--- YOUR ASSIGNMENT ---
All of the entries must appear again exactly as written.

Items from an interface collection
■ ■ ■ ■
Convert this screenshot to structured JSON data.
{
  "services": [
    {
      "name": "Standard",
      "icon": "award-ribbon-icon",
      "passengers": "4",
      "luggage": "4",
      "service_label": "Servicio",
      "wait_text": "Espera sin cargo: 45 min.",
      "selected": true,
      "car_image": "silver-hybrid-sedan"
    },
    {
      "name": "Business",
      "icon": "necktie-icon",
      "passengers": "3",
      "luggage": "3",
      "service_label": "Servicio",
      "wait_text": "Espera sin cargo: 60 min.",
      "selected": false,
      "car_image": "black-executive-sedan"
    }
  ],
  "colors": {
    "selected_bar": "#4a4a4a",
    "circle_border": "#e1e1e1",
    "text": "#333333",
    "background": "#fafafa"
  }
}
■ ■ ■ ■
--- EXERCISE RESULT ---
Convert this screenshot to structured JSON data.
{
  "services": [
    {
      "name": "Standard",
      "icon": "award-ribbon-icon",
      "passengers": "4",
      "luggage": "4",
      "service_label": "Servicio",
      "wait_text": "Espera sin cargo: 45 min.",
      "selected": true,
      "car_image": "silver-hybrid-sedan"
    },
    {
      "name": "Business",
      "icon": "necktie-icon",
      "passengers": "3",
      "luggage": "3",
      "service_label": "Servicio",
      "wait_text": "Espera sin cargo: 60 min.",
      "selected": false,
      "car_image": "black-executive-sedan"
    }
  ],
  "colors": {
    "selected_bar": "#4a4a4a",
    "circle_border": "#e1e1e1",
    "text": "#333333",
    "background": "#fafafa"
  }
}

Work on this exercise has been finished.